    // Make two requests using the strategy.
    // Because we're passing in event, event.waitUntil() will be called automatically.
    const firstPromise = strategy.makeRequest({event, request: 'https://example.com/api1'});
    const secondPromise = strategy.makeRequest({event, request: 'https://example.com/api2'});

    const [firstResponse, secondResponse] = await Promise.all(firstPromise, secondPromise);
    const [firstBody, secondBody] = await Promise.all(firstResponse.text(), secondResponse.text());

    // Assume that we just want to concatenate the first API response with the second to create the
    // final response HTML.
    const compositeResponse = new Response(firstBody + secondBody, {
      headers: {'content-type': 'text/html'},


Serve cached audio and video

There are a few wrinkles in how some browsers request media assets (e.g., the src of a <video> or <audio> element) that can lead to incorrect serving behavior unless you take specific steps when configuring Workbox.

Full details are available in this GitHub issue discussion; a summary of the important points is:

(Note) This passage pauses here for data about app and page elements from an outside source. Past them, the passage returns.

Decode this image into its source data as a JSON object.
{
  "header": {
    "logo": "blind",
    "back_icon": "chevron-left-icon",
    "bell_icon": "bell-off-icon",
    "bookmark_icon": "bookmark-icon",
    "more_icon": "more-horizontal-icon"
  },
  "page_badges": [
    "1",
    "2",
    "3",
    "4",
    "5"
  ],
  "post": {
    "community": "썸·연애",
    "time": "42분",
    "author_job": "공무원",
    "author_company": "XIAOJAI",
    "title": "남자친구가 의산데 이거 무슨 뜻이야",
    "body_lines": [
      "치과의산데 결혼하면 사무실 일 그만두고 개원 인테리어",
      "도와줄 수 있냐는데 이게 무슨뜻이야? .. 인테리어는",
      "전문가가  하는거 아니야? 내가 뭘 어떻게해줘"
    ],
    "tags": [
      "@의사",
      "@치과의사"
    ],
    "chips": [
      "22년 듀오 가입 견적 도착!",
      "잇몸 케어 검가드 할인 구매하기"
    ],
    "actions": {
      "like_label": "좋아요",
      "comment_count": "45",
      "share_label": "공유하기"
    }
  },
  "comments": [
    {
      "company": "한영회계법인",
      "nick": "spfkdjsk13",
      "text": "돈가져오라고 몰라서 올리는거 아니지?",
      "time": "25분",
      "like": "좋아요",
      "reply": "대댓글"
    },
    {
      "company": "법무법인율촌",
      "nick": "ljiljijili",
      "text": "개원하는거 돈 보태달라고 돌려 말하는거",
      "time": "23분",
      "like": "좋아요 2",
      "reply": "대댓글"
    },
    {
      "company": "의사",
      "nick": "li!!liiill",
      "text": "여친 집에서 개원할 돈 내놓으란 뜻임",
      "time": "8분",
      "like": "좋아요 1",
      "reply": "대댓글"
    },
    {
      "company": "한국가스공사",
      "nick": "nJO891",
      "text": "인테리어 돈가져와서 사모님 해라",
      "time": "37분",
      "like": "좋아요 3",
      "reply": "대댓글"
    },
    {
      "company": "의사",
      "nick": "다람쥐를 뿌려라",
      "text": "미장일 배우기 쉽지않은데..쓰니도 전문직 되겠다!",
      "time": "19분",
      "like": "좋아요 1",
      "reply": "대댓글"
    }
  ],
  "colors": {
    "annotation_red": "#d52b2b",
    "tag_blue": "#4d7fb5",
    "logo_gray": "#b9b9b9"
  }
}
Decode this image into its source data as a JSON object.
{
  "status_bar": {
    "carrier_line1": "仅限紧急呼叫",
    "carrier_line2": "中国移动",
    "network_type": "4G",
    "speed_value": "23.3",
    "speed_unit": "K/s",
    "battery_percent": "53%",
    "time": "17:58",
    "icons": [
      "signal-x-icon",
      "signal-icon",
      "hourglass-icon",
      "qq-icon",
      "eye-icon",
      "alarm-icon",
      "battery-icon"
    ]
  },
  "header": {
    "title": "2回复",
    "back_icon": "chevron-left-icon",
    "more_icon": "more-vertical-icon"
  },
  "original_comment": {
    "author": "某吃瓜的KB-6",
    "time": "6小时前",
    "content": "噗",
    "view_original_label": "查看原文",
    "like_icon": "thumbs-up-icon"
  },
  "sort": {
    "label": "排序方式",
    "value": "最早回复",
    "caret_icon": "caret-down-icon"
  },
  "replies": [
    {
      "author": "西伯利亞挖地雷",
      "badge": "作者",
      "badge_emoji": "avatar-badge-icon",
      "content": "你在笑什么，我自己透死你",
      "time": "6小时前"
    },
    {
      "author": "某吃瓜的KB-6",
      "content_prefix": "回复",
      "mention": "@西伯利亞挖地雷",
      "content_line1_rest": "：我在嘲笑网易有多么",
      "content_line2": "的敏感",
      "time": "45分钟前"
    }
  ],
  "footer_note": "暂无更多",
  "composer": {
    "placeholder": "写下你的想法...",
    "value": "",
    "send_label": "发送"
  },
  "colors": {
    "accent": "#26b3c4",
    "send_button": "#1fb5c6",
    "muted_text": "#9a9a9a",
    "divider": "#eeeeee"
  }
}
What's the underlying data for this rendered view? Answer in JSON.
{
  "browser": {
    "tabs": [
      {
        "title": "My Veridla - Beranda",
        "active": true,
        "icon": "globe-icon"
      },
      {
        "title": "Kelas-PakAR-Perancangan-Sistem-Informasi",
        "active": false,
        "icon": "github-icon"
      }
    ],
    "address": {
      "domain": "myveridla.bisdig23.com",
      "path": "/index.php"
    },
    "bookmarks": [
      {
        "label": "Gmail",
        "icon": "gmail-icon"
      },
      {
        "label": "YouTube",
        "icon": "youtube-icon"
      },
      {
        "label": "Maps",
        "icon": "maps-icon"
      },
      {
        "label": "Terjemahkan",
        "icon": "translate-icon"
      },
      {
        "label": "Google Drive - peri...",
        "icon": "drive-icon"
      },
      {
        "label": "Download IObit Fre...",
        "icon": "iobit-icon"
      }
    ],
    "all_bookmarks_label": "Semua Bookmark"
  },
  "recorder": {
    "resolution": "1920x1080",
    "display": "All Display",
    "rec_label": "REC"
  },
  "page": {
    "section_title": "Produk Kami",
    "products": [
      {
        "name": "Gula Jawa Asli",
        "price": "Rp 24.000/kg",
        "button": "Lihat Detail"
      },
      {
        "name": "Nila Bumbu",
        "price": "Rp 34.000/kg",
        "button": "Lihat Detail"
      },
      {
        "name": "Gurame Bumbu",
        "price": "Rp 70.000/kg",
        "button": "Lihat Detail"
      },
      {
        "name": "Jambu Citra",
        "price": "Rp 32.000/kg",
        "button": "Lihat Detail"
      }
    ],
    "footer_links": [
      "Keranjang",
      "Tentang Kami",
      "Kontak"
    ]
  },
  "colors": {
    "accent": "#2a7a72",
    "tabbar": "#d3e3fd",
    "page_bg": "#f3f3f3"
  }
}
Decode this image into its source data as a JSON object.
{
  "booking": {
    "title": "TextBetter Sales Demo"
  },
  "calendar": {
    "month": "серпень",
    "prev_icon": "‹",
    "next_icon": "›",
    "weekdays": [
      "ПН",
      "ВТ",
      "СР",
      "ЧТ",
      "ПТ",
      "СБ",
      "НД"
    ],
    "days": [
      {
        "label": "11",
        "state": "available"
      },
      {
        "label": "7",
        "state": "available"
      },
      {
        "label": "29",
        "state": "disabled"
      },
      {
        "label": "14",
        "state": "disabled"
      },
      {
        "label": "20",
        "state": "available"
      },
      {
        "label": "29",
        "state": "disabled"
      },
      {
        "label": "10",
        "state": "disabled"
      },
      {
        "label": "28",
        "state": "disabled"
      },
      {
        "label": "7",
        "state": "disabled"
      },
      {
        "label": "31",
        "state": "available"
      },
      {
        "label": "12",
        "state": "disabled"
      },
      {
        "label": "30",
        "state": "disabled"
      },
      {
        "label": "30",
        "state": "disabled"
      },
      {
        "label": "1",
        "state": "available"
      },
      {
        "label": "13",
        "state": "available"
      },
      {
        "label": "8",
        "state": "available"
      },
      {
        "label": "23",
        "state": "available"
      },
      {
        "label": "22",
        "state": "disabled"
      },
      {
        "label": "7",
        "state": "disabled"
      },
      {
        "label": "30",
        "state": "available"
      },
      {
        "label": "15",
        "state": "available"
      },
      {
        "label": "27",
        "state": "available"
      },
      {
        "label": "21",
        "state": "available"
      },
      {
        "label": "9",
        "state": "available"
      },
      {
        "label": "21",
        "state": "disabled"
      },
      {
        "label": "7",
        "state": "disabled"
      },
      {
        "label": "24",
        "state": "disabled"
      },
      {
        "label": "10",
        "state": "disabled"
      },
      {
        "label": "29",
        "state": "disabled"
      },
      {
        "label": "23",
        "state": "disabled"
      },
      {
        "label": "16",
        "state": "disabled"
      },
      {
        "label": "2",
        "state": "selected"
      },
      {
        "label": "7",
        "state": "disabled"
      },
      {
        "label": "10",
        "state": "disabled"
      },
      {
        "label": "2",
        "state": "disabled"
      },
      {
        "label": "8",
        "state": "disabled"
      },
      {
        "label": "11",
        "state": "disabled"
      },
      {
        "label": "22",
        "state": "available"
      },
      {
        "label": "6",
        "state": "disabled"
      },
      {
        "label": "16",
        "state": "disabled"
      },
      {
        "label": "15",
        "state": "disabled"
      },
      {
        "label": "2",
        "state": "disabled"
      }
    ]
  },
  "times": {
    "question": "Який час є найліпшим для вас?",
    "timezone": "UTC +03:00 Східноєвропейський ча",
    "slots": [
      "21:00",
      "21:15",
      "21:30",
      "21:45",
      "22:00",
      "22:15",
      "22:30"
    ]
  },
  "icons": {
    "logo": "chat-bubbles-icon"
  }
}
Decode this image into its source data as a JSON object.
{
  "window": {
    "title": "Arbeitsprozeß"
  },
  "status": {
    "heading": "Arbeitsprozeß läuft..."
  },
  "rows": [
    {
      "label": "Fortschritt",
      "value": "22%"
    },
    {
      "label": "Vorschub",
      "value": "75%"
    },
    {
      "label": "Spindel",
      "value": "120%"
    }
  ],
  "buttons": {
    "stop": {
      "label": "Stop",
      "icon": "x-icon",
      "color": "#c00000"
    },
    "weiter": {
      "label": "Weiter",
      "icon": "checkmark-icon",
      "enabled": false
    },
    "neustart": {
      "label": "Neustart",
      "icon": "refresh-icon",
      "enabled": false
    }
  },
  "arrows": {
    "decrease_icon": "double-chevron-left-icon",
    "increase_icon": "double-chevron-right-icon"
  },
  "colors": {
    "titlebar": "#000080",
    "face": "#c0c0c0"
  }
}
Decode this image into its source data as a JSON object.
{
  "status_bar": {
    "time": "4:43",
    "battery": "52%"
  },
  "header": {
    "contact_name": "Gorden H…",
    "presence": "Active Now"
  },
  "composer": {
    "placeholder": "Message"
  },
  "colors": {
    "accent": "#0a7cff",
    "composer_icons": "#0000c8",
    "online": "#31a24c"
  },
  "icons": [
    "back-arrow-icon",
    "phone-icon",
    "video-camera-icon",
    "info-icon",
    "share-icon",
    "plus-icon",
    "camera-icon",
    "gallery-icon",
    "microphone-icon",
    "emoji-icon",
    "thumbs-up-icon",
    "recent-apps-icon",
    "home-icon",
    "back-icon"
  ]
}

  • Workbox must be told to respect Range request headers by adding in the workbox-range-requests plugin to the strategy used as the handler.
  • The audio or video element needs to opt-in to CORS mode using the crossOrigin attribute, e.g. via <video src="movie.mp4" crossOrigin="anonymous"></video>.
  • If you want to serve the media from the cache, you should explicitly add it to the cache ahead of time. This could happen either via precaching, or via calling cache.add() directly. Using a runtime caching strategy to add the media file to the cache implicitly is not likely to work, since at runtime, only partial content is fetched from the network via a Range request.

Putting this all together, here's an example of one approach to serving cached media content using Workbox:

<!-- In your page: -->
<!-- You currently need to set crossOrigin even for same-origin URLs! -->
<video src="movie.mp4" crossOrigin="anonymous"></video>
// In your service worker:
// It's up to you to either precache or explicitly call cache.add('movie.mp4')
// to populate the cache.
// This route will go against the network if there isn't a cache match,
// but it won't populate the cache at runtime.
// If there is a cache match, then it will properly serve partial responses.
    cacheName: 'your-cache-name-here',
    plugins: [
      new workbox.cacheableResponse.Plugin({statuses: [200]}),
      new workbox.rangeRequests.Plugin(),